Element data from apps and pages
-.-.-
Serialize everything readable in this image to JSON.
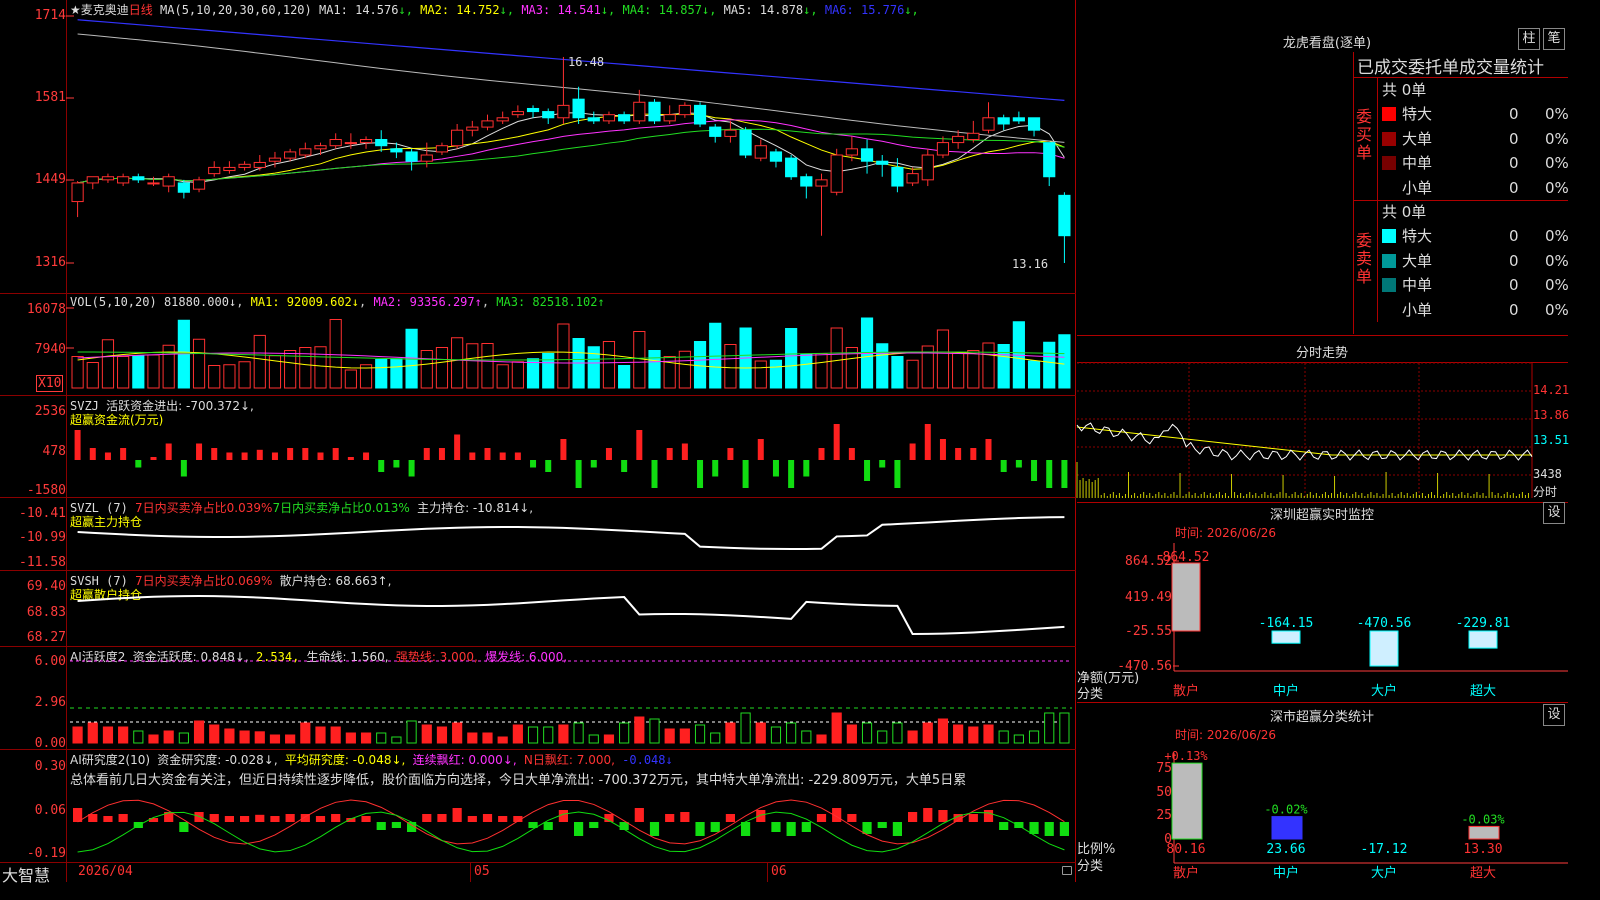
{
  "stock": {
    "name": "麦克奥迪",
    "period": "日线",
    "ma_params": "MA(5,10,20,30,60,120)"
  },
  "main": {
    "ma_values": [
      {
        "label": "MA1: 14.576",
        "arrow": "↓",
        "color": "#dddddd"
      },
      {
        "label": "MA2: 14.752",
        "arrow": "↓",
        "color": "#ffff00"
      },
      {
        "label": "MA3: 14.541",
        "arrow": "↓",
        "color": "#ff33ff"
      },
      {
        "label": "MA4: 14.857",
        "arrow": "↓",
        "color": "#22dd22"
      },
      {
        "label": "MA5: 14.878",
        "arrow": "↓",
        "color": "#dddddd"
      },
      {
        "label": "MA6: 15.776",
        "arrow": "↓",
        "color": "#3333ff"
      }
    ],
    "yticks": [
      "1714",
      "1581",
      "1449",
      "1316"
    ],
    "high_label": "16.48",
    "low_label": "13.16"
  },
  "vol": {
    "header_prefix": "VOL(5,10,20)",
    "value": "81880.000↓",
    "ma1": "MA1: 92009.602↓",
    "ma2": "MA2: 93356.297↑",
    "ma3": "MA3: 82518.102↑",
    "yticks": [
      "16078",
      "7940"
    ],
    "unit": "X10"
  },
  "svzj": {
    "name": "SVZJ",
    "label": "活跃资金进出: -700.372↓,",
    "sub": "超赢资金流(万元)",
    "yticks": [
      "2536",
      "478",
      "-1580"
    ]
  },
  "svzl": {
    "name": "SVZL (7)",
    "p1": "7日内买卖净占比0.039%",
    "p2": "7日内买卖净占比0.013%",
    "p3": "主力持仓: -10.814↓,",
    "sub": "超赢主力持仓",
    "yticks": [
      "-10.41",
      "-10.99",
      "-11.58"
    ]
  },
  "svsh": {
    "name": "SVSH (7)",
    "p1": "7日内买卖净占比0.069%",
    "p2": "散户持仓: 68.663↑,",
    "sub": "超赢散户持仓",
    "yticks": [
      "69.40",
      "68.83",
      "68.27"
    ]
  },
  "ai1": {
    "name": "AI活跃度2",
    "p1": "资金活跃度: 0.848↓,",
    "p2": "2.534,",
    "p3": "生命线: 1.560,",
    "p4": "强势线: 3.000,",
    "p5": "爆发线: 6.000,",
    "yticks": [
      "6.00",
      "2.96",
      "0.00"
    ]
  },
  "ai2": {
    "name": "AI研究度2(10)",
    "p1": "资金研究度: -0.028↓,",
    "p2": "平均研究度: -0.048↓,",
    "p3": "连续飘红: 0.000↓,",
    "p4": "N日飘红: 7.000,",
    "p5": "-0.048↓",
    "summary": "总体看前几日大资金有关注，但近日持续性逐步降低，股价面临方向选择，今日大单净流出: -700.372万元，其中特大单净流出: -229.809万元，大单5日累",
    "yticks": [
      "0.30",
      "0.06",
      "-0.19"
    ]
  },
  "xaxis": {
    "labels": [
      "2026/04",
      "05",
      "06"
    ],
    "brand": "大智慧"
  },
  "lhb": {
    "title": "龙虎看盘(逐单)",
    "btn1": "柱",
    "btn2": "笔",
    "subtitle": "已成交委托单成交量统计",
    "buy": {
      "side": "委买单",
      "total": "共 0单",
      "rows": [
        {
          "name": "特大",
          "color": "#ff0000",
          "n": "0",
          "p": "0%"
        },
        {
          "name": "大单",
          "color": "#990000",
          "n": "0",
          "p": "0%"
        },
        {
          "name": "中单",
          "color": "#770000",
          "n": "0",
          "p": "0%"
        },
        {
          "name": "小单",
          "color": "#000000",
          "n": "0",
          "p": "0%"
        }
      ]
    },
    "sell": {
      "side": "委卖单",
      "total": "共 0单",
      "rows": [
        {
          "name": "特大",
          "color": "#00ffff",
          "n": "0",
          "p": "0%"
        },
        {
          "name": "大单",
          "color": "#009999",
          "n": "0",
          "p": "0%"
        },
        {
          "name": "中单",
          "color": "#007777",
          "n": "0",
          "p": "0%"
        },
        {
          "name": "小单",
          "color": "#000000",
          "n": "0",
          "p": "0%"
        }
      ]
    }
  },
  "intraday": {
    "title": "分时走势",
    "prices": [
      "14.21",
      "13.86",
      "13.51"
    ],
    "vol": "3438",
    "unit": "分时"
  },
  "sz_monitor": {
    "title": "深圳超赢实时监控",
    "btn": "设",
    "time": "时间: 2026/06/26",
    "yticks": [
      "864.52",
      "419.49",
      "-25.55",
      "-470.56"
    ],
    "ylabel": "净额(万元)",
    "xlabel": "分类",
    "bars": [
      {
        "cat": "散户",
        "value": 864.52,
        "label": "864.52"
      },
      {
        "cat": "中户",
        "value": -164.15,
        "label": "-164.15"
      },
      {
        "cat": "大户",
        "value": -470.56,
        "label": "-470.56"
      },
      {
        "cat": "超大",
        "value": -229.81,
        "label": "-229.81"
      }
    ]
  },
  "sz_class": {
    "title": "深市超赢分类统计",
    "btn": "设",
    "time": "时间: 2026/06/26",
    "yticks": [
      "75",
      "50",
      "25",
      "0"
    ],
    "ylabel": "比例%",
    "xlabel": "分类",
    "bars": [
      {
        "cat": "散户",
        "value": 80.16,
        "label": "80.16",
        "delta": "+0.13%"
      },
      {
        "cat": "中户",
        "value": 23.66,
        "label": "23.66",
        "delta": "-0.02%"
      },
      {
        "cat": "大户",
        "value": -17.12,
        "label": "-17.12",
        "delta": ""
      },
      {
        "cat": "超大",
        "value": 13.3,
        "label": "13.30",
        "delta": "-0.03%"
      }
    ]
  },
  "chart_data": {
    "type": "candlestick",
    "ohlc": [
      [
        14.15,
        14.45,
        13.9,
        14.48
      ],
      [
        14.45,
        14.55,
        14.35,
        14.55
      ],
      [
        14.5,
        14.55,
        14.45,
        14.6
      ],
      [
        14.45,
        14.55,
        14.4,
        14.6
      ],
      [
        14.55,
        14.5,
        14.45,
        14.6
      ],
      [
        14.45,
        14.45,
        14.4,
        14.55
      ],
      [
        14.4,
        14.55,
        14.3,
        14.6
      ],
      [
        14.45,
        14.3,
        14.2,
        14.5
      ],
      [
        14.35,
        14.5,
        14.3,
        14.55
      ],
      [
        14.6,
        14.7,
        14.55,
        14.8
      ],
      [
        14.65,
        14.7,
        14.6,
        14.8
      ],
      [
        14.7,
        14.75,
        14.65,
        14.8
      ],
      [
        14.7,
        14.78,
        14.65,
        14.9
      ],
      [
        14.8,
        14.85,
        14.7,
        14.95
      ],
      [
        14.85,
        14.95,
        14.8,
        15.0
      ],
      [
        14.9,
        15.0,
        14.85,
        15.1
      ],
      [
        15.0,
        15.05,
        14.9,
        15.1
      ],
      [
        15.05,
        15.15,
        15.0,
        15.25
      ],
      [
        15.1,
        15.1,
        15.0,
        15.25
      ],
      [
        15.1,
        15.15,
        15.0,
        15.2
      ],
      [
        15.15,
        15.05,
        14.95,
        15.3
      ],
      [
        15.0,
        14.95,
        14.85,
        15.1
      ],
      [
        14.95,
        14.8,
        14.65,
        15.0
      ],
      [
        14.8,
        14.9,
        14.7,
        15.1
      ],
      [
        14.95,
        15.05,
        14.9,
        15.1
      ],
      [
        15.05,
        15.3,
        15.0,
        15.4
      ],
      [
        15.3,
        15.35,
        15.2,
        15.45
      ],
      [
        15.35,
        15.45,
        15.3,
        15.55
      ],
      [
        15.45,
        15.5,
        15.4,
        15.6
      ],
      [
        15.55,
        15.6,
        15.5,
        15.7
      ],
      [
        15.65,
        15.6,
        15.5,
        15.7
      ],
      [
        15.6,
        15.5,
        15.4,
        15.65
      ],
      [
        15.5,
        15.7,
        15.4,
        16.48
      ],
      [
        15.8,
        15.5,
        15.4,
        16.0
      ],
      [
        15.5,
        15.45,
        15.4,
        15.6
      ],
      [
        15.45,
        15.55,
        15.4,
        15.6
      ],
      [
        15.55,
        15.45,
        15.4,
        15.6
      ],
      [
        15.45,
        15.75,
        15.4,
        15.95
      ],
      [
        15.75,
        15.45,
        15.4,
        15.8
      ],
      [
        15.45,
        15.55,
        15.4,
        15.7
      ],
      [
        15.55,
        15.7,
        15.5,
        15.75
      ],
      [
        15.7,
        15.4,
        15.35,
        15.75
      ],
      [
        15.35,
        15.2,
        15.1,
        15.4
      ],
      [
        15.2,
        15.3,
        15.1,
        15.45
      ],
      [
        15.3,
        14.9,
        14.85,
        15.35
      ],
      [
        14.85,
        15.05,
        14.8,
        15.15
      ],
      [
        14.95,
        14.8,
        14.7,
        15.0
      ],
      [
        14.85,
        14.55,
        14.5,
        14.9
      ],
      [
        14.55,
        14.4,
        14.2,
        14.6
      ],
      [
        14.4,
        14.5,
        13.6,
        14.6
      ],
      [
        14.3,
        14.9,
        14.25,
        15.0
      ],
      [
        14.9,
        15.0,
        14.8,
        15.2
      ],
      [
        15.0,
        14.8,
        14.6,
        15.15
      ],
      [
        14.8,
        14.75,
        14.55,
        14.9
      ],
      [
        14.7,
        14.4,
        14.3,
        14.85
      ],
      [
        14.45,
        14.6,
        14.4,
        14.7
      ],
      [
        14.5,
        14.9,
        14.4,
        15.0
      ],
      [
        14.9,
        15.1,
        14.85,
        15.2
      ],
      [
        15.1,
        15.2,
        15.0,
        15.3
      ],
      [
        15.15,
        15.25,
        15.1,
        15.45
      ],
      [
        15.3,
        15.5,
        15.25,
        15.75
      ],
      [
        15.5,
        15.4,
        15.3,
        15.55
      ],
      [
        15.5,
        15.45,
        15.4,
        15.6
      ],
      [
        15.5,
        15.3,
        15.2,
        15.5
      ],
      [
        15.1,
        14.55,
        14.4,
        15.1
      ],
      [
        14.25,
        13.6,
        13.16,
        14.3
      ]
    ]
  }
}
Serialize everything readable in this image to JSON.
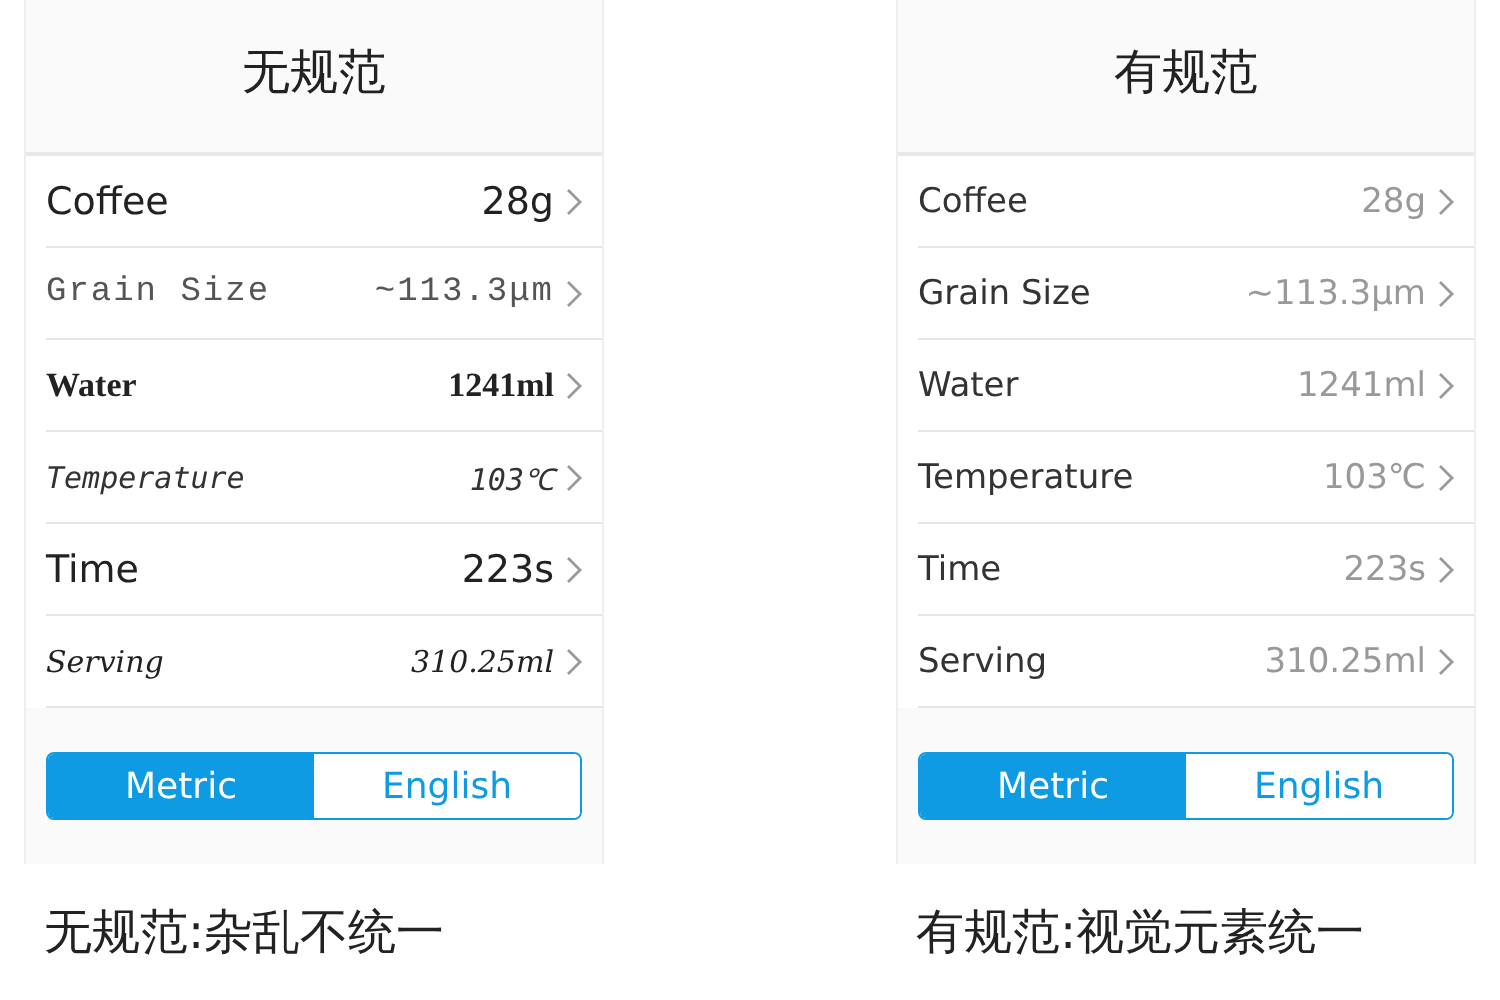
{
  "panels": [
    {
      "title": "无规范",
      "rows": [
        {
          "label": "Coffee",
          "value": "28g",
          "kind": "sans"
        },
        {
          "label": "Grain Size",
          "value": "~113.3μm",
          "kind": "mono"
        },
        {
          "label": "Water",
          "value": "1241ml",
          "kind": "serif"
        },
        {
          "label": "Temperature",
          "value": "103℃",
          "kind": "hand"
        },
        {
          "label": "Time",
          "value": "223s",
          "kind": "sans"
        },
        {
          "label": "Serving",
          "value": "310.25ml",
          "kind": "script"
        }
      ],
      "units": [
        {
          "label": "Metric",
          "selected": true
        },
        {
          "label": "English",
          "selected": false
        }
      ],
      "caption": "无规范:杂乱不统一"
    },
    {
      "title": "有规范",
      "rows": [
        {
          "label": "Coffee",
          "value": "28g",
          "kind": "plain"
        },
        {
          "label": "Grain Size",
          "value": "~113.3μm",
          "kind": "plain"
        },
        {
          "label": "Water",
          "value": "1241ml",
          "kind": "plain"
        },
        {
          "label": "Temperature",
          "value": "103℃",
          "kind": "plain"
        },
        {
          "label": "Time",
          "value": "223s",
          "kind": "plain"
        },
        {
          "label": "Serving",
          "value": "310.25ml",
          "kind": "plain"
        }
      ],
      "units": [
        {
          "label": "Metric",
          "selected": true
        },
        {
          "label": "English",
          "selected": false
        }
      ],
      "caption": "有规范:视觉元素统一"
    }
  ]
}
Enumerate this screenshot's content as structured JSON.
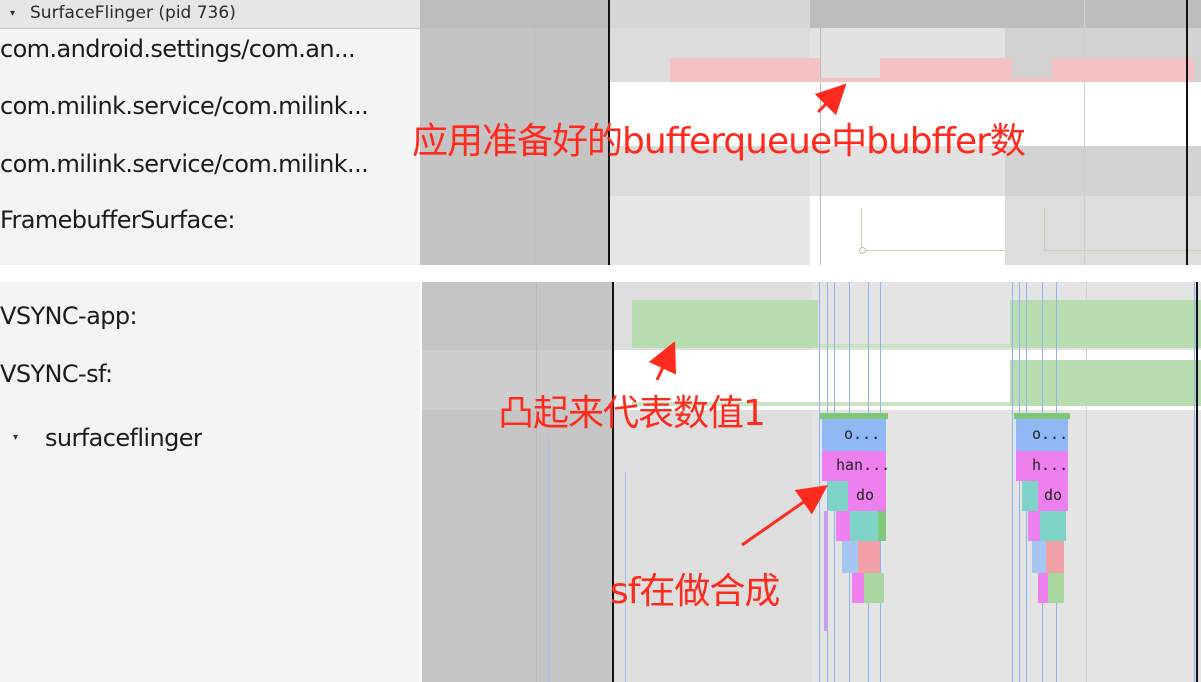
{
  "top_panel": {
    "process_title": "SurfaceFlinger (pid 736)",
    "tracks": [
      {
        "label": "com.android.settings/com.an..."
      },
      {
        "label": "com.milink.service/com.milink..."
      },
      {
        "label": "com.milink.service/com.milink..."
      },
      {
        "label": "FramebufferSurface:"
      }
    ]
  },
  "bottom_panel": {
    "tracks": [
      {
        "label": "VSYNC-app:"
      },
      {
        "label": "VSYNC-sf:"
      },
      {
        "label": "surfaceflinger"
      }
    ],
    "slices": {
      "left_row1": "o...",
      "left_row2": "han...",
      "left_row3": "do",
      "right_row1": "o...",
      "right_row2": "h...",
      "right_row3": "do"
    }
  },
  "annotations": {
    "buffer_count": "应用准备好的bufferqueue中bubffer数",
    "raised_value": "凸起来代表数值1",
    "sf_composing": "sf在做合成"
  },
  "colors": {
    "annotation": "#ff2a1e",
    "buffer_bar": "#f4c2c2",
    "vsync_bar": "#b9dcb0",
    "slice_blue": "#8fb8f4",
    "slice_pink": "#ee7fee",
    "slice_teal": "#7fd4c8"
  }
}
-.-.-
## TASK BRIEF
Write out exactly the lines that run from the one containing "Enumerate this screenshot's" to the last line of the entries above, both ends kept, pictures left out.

## TASK ANSWER
Enumerate this screenshot's content as structured JSON.
{
  "top_panel": {
    "process_title": "SurfaceFlinger (pid 736)",
    "tracks": [
      {
        "label": "com.android.settings/com.an..."
      },
      {
        "label": "com.milink.service/com.milink..."
      },
      {
        "label": "com.milink.service/com.milink..."
      },
      {
        "label": "FramebufferSurface:"
      }
    ]
  },
  "bottom_panel": {
    "tracks": [
      {
        "label": "VSYNC-app:"
      },
      {
        "label": "VSYNC-sf:"
      },
      {
        "label": "surfaceflinger"
      }
    ],
    "slices": {
      "left_row1": "o...",
      "left_row2": "han...",
      "left_row3": "do",
      "right_row1": "o...",
      "right_row2": "h...",
      "right_row3": "do"
    }
  },
  "annotations": {
    "buffer_count": "应用准备好的bufferqueue中bubffer数",
    "raised_value": "凸起来代表数值1",
    "sf_composing": "sf在做合成"
  },
  "colors": {
    "annotation": "#ff2a1e",
    "buffer_bar": "#f4c2c2",
    "vsync_bar": "#b9dcb0",
    "slice_blue": "#8fb8f4",
    "slice_pink": "#ee7fee",
    "slice_teal": "#7fd4c8"
  }
}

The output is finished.